The European Parliament has yesterday voted in favour of strengthening proposed recycling and food waste targets as part of the EU’s upcoming circular economy package.
MEPs endorsed proposals for the bloc to deliver a 70 per cent recycling rate by 2030, alongside a five per cent cap on the share of waste going to landfill and a new goal to halve food waste.
The package backed by the Parliament diverges from the latest proposals from the European Commission, which would aim for a weaker target of a 65 per cent recycling rate by 2030.
The European Parliament will now debate with the Council of Ministers, which is yet to finalise its position on the imminent Circular Economy package.
Simona Bonafè, lead MEP on the circular economy package, welcomed the vote, which she said would move the proposed targets back in line with those previously proposed by the Commission.
“Today, Parliament by a very large majority has showed that it believes in the transition towards a circular economy,” she said. “We decided to restore the ambitious recycling and landfill targets in line with what the Commission had originally proposed in 2014.”
She added that there were compelling economic reasons for adopting more ambitious recycling targets. “Demand for raw materials by the world economy could increase by a further 50 per cent in the next 15 years,” she said. “In order to reverse this trend, we must adopt a circular development model which keeps materials and their value in circulation, the only solution able to keep together sustainability with economic growth.”
Supporters of more ambitious targets have argued that with some countries already boasting recycling rates of over 50 per cent and Austria, Belgium, Denmark, Germany, the Netherlands and Sweden sending virtually no municipal waste to landfill, it is clearly possible to significantly improve on the EU’s current recycling rate of around 44 per cent.
However, opponents, including some industry groups, have warned meeting the new targets would require high levels of investment that could impose additional costs on businesses and households.
Ray Georgeson, chief executive of the Resource Association, said the UK trade body “warmly welcomes the ambition shown by the European Parliament”.
“The European Parliament has sent an important signal of intent about the level of ambition needed in Europe to deliver the resource-efficient, employment-rich circular economy that we aspire to,” he added.

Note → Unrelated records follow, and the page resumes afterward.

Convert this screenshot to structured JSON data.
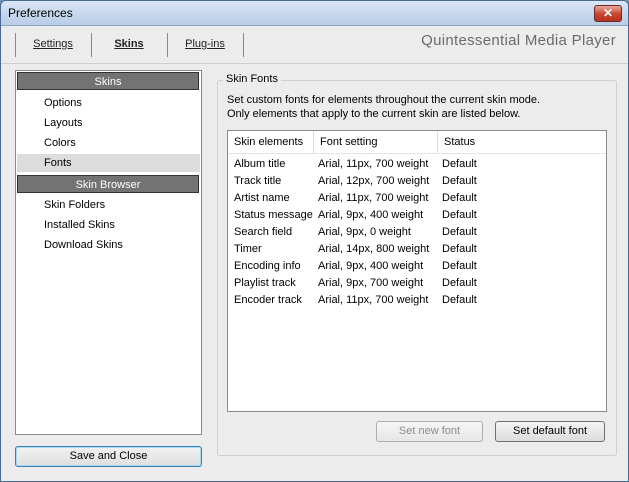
{
  "window": {
    "title": "Preferences",
    "close_icon": "close-icon"
  },
  "tabs": [
    {
      "label": "Settings",
      "active": false
    },
    {
      "label": "Skins",
      "active": true
    },
    {
      "label": "Plug-ins",
      "active": false
    }
  ],
  "app_name": "Quintessential Media Player",
  "sidebar": {
    "section_skins": "Skins",
    "items_top": [
      "Options",
      "Layouts",
      "Colors",
      "Fonts"
    ],
    "selected": "Fonts",
    "section_browser": "Skin Browser",
    "items_bottom": [
      "Skin Folders",
      "Installed Skins",
      "Download Skins"
    ]
  },
  "save_button": "Save and Close",
  "panel": {
    "group_label": "Skin Fonts",
    "description_line1": "Set custom fonts for elements throughout the current skin mode.",
    "description_line2": "Only elements that apply to the current skin are listed below.",
    "columns": [
      "Skin elements",
      "Font setting",
      "Status"
    ],
    "rows": [
      [
        "Album title",
        "Arial, 11px, 700 weight",
        "Default"
      ],
      [
        "Track title",
        "Arial, 12px, 700 weight",
        "Default"
      ],
      [
        "Artist name",
        "Arial, 11px, 700 weight",
        "Default"
      ],
      [
        "Status message",
        "Arial, 9px, 400 weight",
        "Default"
      ],
      [
        "Search field",
        "Arial, 9px, 0 weight",
        "Default"
      ],
      [
        "Timer",
        "Arial, 14px, 800 weight",
        "Default"
      ],
      [
        "Encoding info",
        "Arial, 9px, 400 weight",
        "Default"
      ],
      [
        "Playlist track",
        "Arial, 9px, 700 weight",
        "Default"
      ],
      [
        "Encoder track",
        "Arial, 11px, 700 weight",
        "Default"
      ]
    ],
    "btn_set_new": "Set new font",
    "btn_set_default": "Set default font"
  }
}
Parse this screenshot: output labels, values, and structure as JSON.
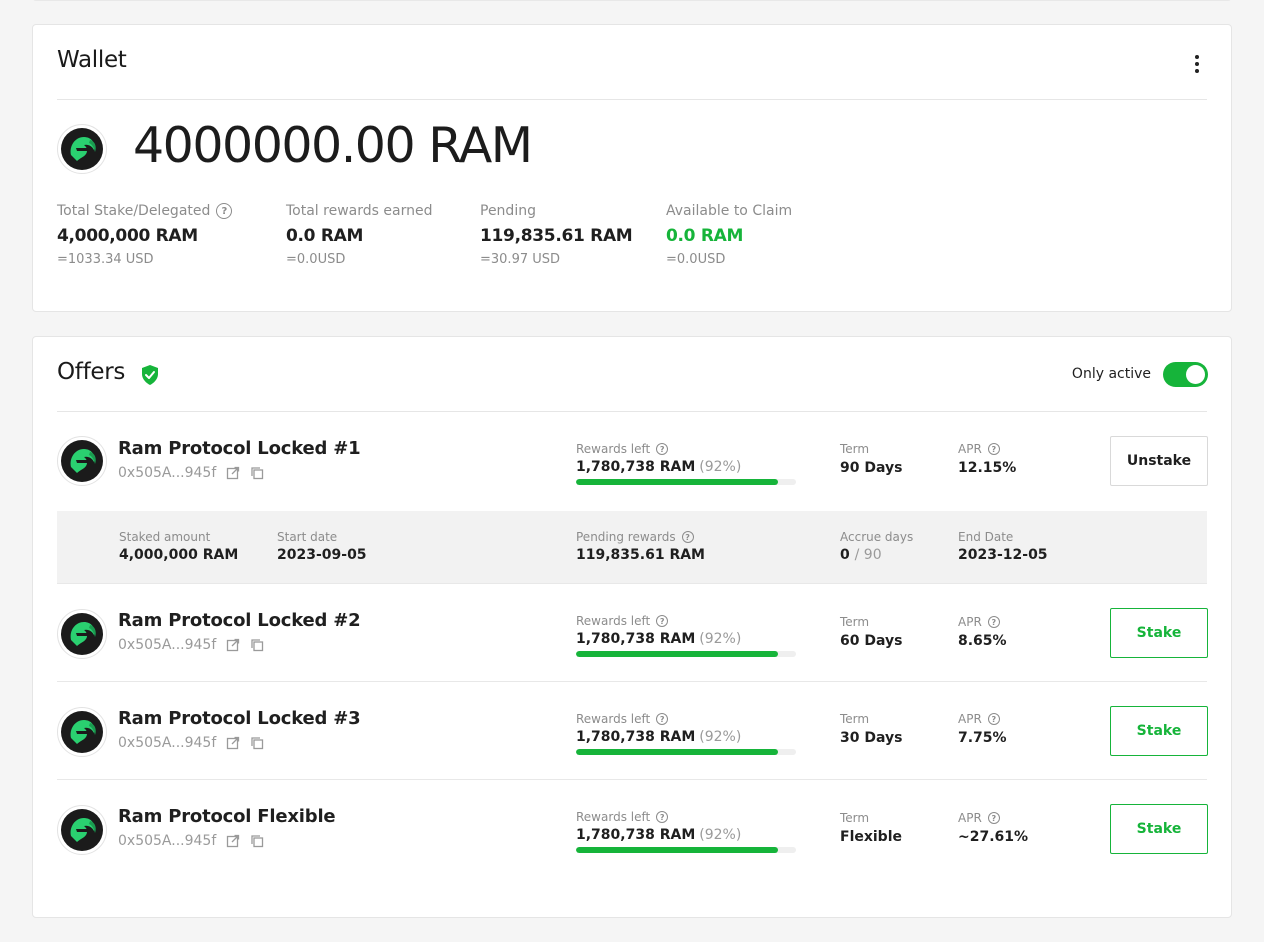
{
  "colors": {
    "accent": "#16b43a",
    "muted": "#8c8c8c",
    "text": "#1f1f1f"
  },
  "wallet": {
    "title": "Wallet",
    "balance": "4000000.00 RAM",
    "stats": [
      {
        "label": "Total Stake/Delegated",
        "value": "4,000,000 RAM",
        "usd": "=1033.34 USD",
        "has_help": true
      },
      {
        "label": "Total rewards earned",
        "value": "0.0 RAM",
        "usd": "=0.0USD"
      },
      {
        "label": "Pending",
        "value": "119,835.61 RAM",
        "usd": "=30.97 USD"
      },
      {
        "label": "Available to Claim",
        "value": "0.0 RAM",
        "usd": "=0.0USD",
        "highlight": "green"
      }
    ]
  },
  "offers": {
    "title": "Offers",
    "toggle": {
      "label": "Only active",
      "on": true
    },
    "items": [
      {
        "name": "Ram Protocol Locked #1",
        "address": "0x505A...945f",
        "rewards_label": "Rewards left",
        "rewards_amount": "1,780,738 RAM",
        "rewards_pct": "(92%)",
        "rewards_fraction": 0.92,
        "term_label": "Term",
        "term": "90 Days",
        "apr_label": "APR",
        "apr": "12.15%",
        "button": "Unstake"
      },
      {
        "name": "Ram Protocol Locked #2",
        "address": "0x505A...945f",
        "rewards_label": "Rewards left",
        "rewards_amount": "1,780,738 RAM",
        "rewards_pct": "(92%)",
        "rewards_fraction": 0.92,
        "term_label": "Term",
        "term": "60 Days",
        "apr_label": "APR",
        "apr": "8.65%",
        "button": "Stake"
      },
      {
        "name": "Ram Protocol Locked #3",
        "address": "0x505A...945f",
        "rewards_label": "Rewards left",
        "rewards_amount": "1,780,738 RAM",
        "rewards_pct": "(92%)",
        "rewards_fraction": 0.92,
        "term_label": "Term",
        "term": "30 Days",
        "apr_label": "APR",
        "apr": "7.75%",
        "button": "Stake"
      },
      {
        "name": "Ram Protocol Flexible",
        "address": "0x505A...945f",
        "rewards_label": "Rewards left",
        "rewards_amount": "1,780,738 RAM",
        "rewards_pct": "(92%)",
        "rewards_fraction": 0.92,
        "term_label": "Term",
        "term": "Flexible",
        "apr_label": "APR",
        "apr": "~27.61%",
        "button": "Stake"
      }
    ],
    "details": {
      "staked_label": "Staked amount",
      "staked": "4,000,000 RAM",
      "start_label": "Start date",
      "start": "2023-09-05",
      "pending_label": "Pending rewards",
      "pending": "119,835.61 RAM",
      "accrue_label": "Accrue days",
      "accrue_current": "0",
      "accrue_total": "/ 90",
      "end_label": "End Date",
      "end": "2023-12-05"
    }
  }
}
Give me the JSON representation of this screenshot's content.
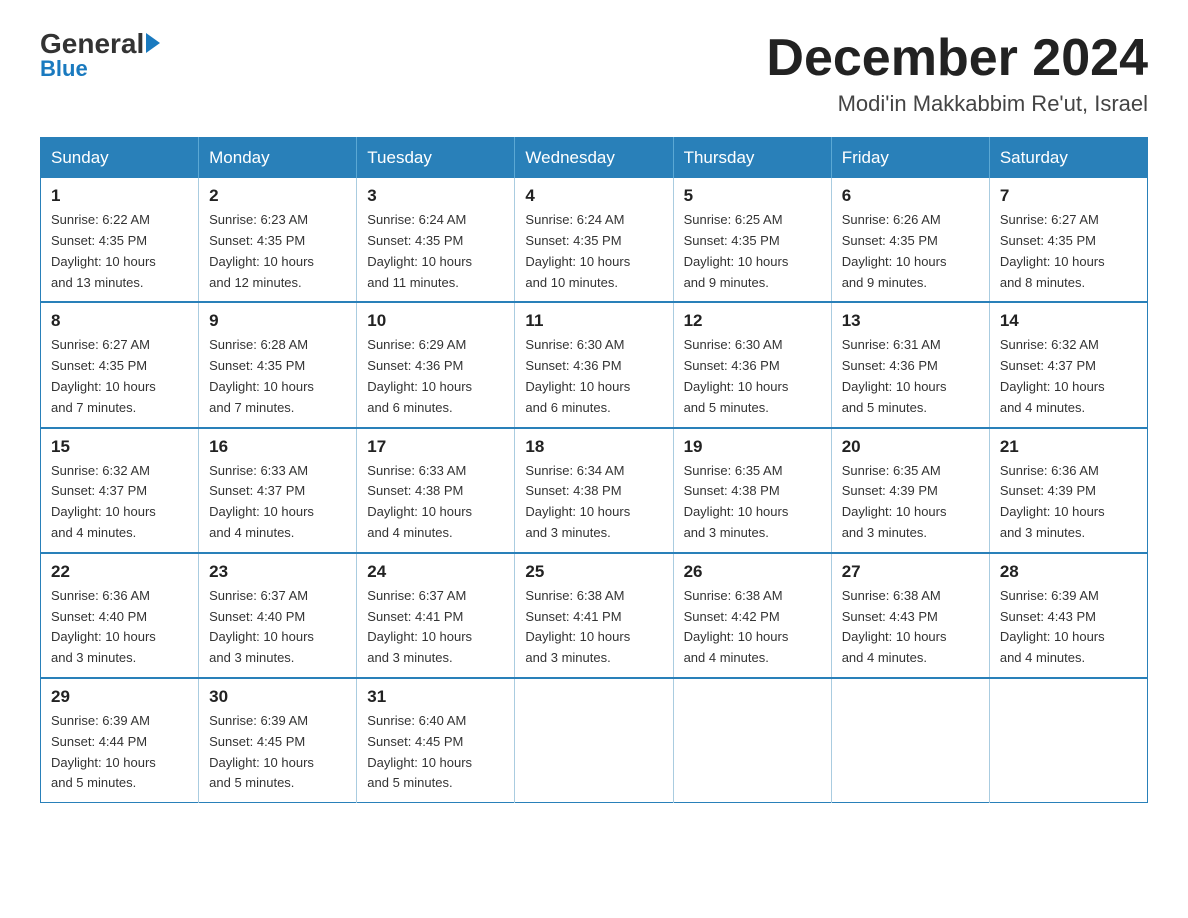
{
  "logo": {
    "general": "General",
    "blue": "Blue"
  },
  "header": {
    "month_year": "December 2024",
    "location": "Modi'in Makkabbim Re'ut, Israel"
  },
  "days_of_week": [
    "Sunday",
    "Monday",
    "Tuesday",
    "Wednesday",
    "Thursday",
    "Friday",
    "Saturday"
  ],
  "weeks": [
    [
      {
        "day": "1",
        "sunrise": "6:22 AM",
        "sunset": "4:35 PM",
        "daylight": "10 hours and 13 minutes."
      },
      {
        "day": "2",
        "sunrise": "6:23 AM",
        "sunset": "4:35 PM",
        "daylight": "10 hours and 12 minutes."
      },
      {
        "day": "3",
        "sunrise": "6:24 AM",
        "sunset": "4:35 PM",
        "daylight": "10 hours and 11 minutes."
      },
      {
        "day": "4",
        "sunrise": "6:24 AM",
        "sunset": "4:35 PM",
        "daylight": "10 hours and 10 minutes."
      },
      {
        "day": "5",
        "sunrise": "6:25 AM",
        "sunset": "4:35 PM",
        "daylight": "10 hours and 9 minutes."
      },
      {
        "day": "6",
        "sunrise": "6:26 AM",
        "sunset": "4:35 PM",
        "daylight": "10 hours and 9 minutes."
      },
      {
        "day": "7",
        "sunrise": "6:27 AM",
        "sunset": "4:35 PM",
        "daylight": "10 hours and 8 minutes."
      }
    ],
    [
      {
        "day": "8",
        "sunrise": "6:27 AM",
        "sunset": "4:35 PM",
        "daylight": "10 hours and 7 minutes."
      },
      {
        "day": "9",
        "sunrise": "6:28 AM",
        "sunset": "4:35 PM",
        "daylight": "10 hours and 7 minutes."
      },
      {
        "day": "10",
        "sunrise": "6:29 AM",
        "sunset": "4:36 PM",
        "daylight": "10 hours and 6 minutes."
      },
      {
        "day": "11",
        "sunrise": "6:30 AM",
        "sunset": "4:36 PM",
        "daylight": "10 hours and 6 minutes."
      },
      {
        "day": "12",
        "sunrise": "6:30 AM",
        "sunset": "4:36 PM",
        "daylight": "10 hours and 5 minutes."
      },
      {
        "day": "13",
        "sunrise": "6:31 AM",
        "sunset": "4:36 PM",
        "daylight": "10 hours and 5 minutes."
      },
      {
        "day": "14",
        "sunrise": "6:32 AM",
        "sunset": "4:37 PM",
        "daylight": "10 hours and 4 minutes."
      }
    ],
    [
      {
        "day": "15",
        "sunrise": "6:32 AM",
        "sunset": "4:37 PM",
        "daylight": "10 hours and 4 minutes."
      },
      {
        "day": "16",
        "sunrise": "6:33 AM",
        "sunset": "4:37 PM",
        "daylight": "10 hours and 4 minutes."
      },
      {
        "day": "17",
        "sunrise": "6:33 AM",
        "sunset": "4:38 PM",
        "daylight": "10 hours and 4 minutes."
      },
      {
        "day": "18",
        "sunrise": "6:34 AM",
        "sunset": "4:38 PM",
        "daylight": "10 hours and 3 minutes."
      },
      {
        "day": "19",
        "sunrise": "6:35 AM",
        "sunset": "4:38 PM",
        "daylight": "10 hours and 3 minutes."
      },
      {
        "day": "20",
        "sunrise": "6:35 AM",
        "sunset": "4:39 PM",
        "daylight": "10 hours and 3 minutes."
      },
      {
        "day": "21",
        "sunrise": "6:36 AM",
        "sunset": "4:39 PM",
        "daylight": "10 hours and 3 minutes."
      }
    ],
    [
      {
        "day": "22",
        "sunrise": "6:36 AM",
        "sunset": "4:40 PM",
        "daylight": "10 hours and 3 minutes."
      },
      {
        "day": "23",
        "sunrise": "6:37 AM",
        "sunset": "4:40 PM",
        "daylight": "10 hours and 3 minutes."
      },
      {
        "day": "24",
        "sunrise": "6:37 AM",
        "sunset": "4:41 PM",
        "daylight": "10 hours and 3 minutes."
      },
      {
        "day": "25",
        "sunrise": "6:38 AM",
        "sunset": "4:41 PM",
        "daylight": "10 hours and 3 minutes."
      },
      {
        "day": "26",
        "sunrise": "6:38 AM",
        "sunset": "4:42 PM",
        "daylight": "10 hours and 4 minutes."
      },
      {
        "day": "27",
        "sunrise": "6:38 AM",
        "sunset": "4:43 PM",
        "daylight": "10 hours and 4 minutes."
      },
      {
        "day": "28",
        "sunrise": "6:39 AM",
        "sunset": "4:43 PM",
        "daylight": "10 hours and 4 minutes."
      }
    ],
    [
      {
        "day": "29",
        "sunrise": "6:39 AM",
        "sunset": "4:44 PM",
        "daylight": "10 hours and 5 minutes."
      },
      {
        "day": "30",
        "sunrise": "6:39 AM",
        "sunset": "4:45 PM",
        "daylight": "10 hours and 5 minutes."
      },
      {
        "day": "31",
        "sunrise": "6:40 AM",
        "sunset": "4:45 PM",
        "daylight": "10 hours and 5 minutes."
      },
      null,
      null,
      null,
      null
    ]
  ],
  "labels": {
    "sunrise": "Sunrise:",
    "sunset": "Sunset:",
    "daylight": "Daylight:"
  }
}
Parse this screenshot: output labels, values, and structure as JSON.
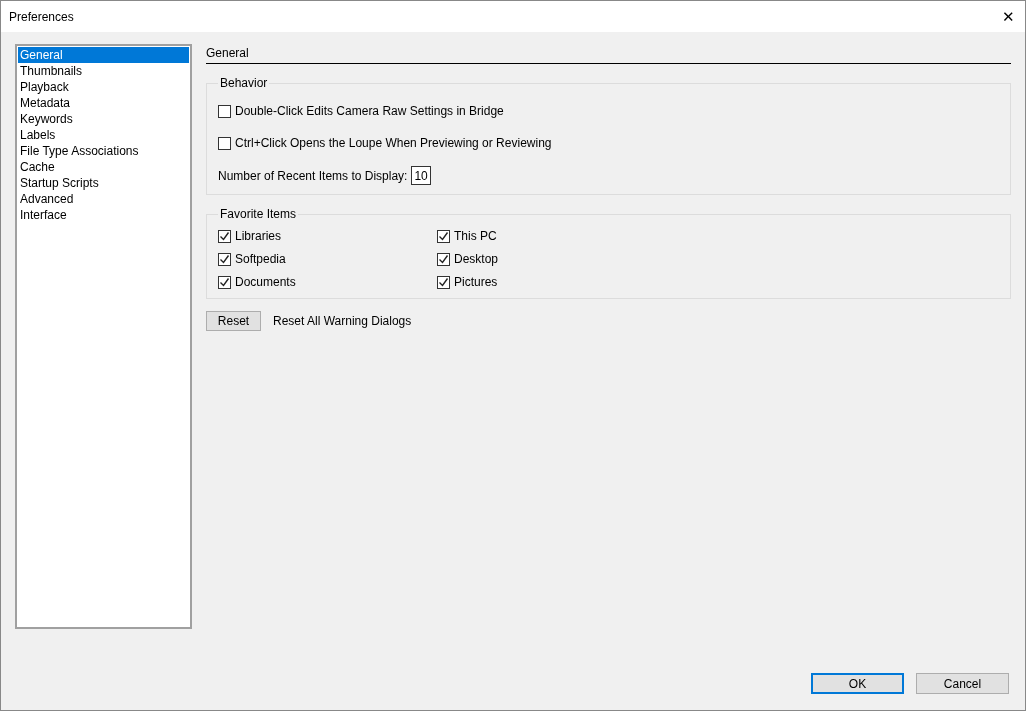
{
  "window": {
    "title": "Preferences",
    "close": "✕"
  },
  "sidebar": {
    "items": [
      {
        "label": "General",
        "selected": true
      },
      {
        "label": "Thumbnails",
        "selected": false
      },
      {
        "label": "Playback",
        "selected": false
      },
      {
        "label": "Metadata",
        "selected": false
      },
      {
        "label": "Keywords",
        "selected": false
      },
      {
        "label": "Labels",
        "selected": false
      },
      {
        "label": "File Type Associations",
        "selected": false
      },
      {
        "label": "Cache",
        "selected": false
      },
      {
        "label": "Startup Scripts",
        "selected": false
      },
      {
        "label": "Advanced",
        "selected": false
      },
      {
        "label": "Interface",
        "selected": false
      }
    ]
  },
  "panel": {
    "heading": "General",
    "behavior": {
      "title": "Behavior",
      "options": [
        {
          "label": "Double-Click Edits Camera Raw Settings in Bridge",
          "checked": false
        },
        {
          "label": "Ctrl+Click Opens the Loupe When Previewing or Reviewing",
          "checked": false
        }
      ],
      "recent_items": {
        "label": "Number of Recent Items to Display:",
        "value": "10"
      }
    },
    "favorite_items": {
      "title": "Favorite Items",
      "items": [
        {
          "label": "Libraries",
          "checked": true
        },
        {
          "label": "This PC",
          "checked": true
        },
        {
          "label": "Softpedia",
          "checked": true
        },
        {
          "label": "Desktop",
          "checked": true
        },
        {
          "label": "Documents",
          "checked": true
        },
        {
          "label": "Pictures",
          "checked": true
        }
      ]
    },
    "reset": {
      "button": "Reset",
      "label": "Reset All Warning Dialogs"
    }
  },
  "buttons": [
    {
      "label": "OK",
      "selected": true
    },
    {
      "label": "Cancel",
      "selected": false
    }
  ]
}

However, he also warned that the long-running debate over how recycling targets should be calculated needed to be resolved.
“The headline figures on recycling rates are less important than the trajectory and degree of ambition,” he said. “While debate remains unresolved on the harmonisation of the point of calculation of recycling rates, the headline figure is the wrong point upon which to assess the importance of the European Parliament’s proposals. We maintain the view that recycling should be calculated at the point where materials go for final recycling and concur with Simona Bonafè on this important issue.
“If the European Commission and Council ultimately find they cannot cope with the logic of this position, they at the very least should do the decent thing and reframe the description of their headline recycling targets as what they actually are – collection targets, not recycling targets. This is a level of transparency and integrity we would welcome.”
In related news, the London Waste and Recycling Board this week launched a new business plan for the period through to 2020 designed to boost the capital’s circular economy.
The new £50m plan will feature a new ‘flats taskforce’ to help people living in high rise accommodation recycle, alongside a £3m Circular Economy Accelerator programme, a £14m circular economy venture capital fund, and a £1.5m investment into a larger circular economy business development capital fund.
“This dynamic business plan will help accelerate local recycling rates, boost green businesses and cut waste across London,” said Deputy Mayor for Environment and Energy, Shirley Rodrigues. “We need to make reducing waste easier and I’m really pleased LWARB will be investigating new ways to help the thousands of Londoners living in flats gain better access to recycling facilities. It is really important to support the rapid growth of re-use, regenerate the ‘circular’ economy and help new businesses succeed in this exciting sector.”
The new plan comes just days after the Welsh government similarly launched a new £6.5m fund to help small and medium-sized businesses invest in circular economy technologies and processes.